Mr. Mann started his law practice in the early 1950s. One of his early associates was the late Melvin L. Newmark, a past president of the St. Louis Jewish Light Board of Trustees. Michael N. Newmark, Melvin’s son, recalled Mr. Mann as “a person of great intellect and strong principles.” Mr. Mann specialized in bankruptcy law, and practiced in that specialty for more than 50 years.

At a Congregation Shaare Emeth singles event, Mr. Mann met the former Eunice B. Schneider. They were married Sept. 7, 1952, and settled in University City, where he became active in local politics and community affairs. The Manns reared three children in Olivette; later, Mr. Mann moved to Creve Coeur. His wife died in 1997 of complications from lymphoma.

Rabbi Jim Bennett of Congregation Shaare Emeth, who officiated at Mr. Mann’s funeral service Monday at Beth Hamedrosh Hagodol Cemetery, said “Curtis and Eunice, who had an almost 45-year partnership and marriage, were meant to be together. Eunice brought out the soft and gentle side of the otherwise tough ‘yekke’ Curtis. Together, they were a wonderful pair. They established a home, and created a family, as Rob, Rick and Susan came along. Family was always important to Curtis, as to Eunice.”

Rabbi Bennett also recalled one of his first meetings with Mr. Mann, when he was a young rabbi at Shaare Emeth in the late 1980s. “This bigger than life, somewhat intimidating man came into my office, speaking with his distinctive accent, announcing to me that we would work together to create and develop the Shaare Emeth Mazon Project–to find hunger work together through our congregation and through the Jewish community’s efforts. It was an imperative, not a request, and I knew then that Curtis Mann was a force to be reckoned with. I loved the intellectual challenge of our relationship, and I was grateful for the generosity of his commitment.”

Granddaughter Laurie (Oren) Fromberg, on behalf of all three of Mr. Mann’s grandchildren, warmly remembered Mr. Mann’s unconditional love and respect. “Grandpa had a secret and for a diabetic, a rather large stash of chocolate which he shared with us. He also gave us history lessons on all of the presidents and on classical music composers. We enjoyed the many family trips, and were proud when he told us of his escape from Nazi Germany. We hope to follow his example in our own daily lives.”
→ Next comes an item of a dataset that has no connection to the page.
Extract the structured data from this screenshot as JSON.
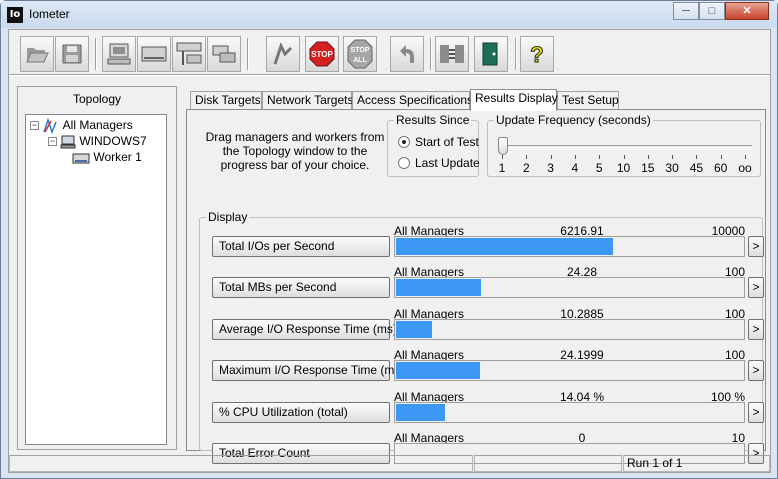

Rabbi Jeffrey B. Stiffman, Emeritus of Shaare Emeth, sent an e-mail messaage from Israel where he was visiting last week. Offering his condolences to Mr. Mann’s family, Rabbi Stiffman recalled that “while Curtis, in view of his Holocaust experiences, felt a disconnect with formal prayer, he remained steadfast in his commitment to Jewish causes, especially combating hunger and supporting Jewish education. I remember with great fondness how well Curtis and Eunice served as chairs of our Adult Education Committee. We will miss him as a friend and as a former neighbor.”

Myron Bernard, a local attorney and long-time friend of Mr. Mann’s said, “The passing of my dear friend Curtis Mann is truly the end of an era. He was a remarkable man, and we will all miss him very much.”

In addition to his service on the Jewish Light Board, Mr. Mann was active as a volunteer for many charitable organizations. He was a former board member of Congregation Shaare Emeth and former chair of its Adult Education Committee and founder of the Mann Hunger Fund and Mann Education Fund; a volunteer for the St. Louis Holocaust Museum and Learning Center, who spoke at last April’s Yom HaShoah program; the St. Louis Jewish Film Festival, where he introduced films related to the Shoah; B’nai B’rith, Mazon, the national Jewish global hunger relief organization; and the St. Louis Foodbank. He was also active with the Kindertransport Association, giving lectures to children’s groups about his experiences.

In addition to his granddaughter Laurie Fromberg, survivors include two sons, Robert Mann of Memphis, Tenn., and Richard Mann of Chicago; a daughter, Dr. Susan Mann of Brookline, Mass.; and two other grandchildren, David Mann and Laura Lowe. He was predeceased by his brother Harvey Mann (the late Bridget).

Memorial contributions may be made to the Mann Family Hunger Fund at Congregation Shaare Emeth.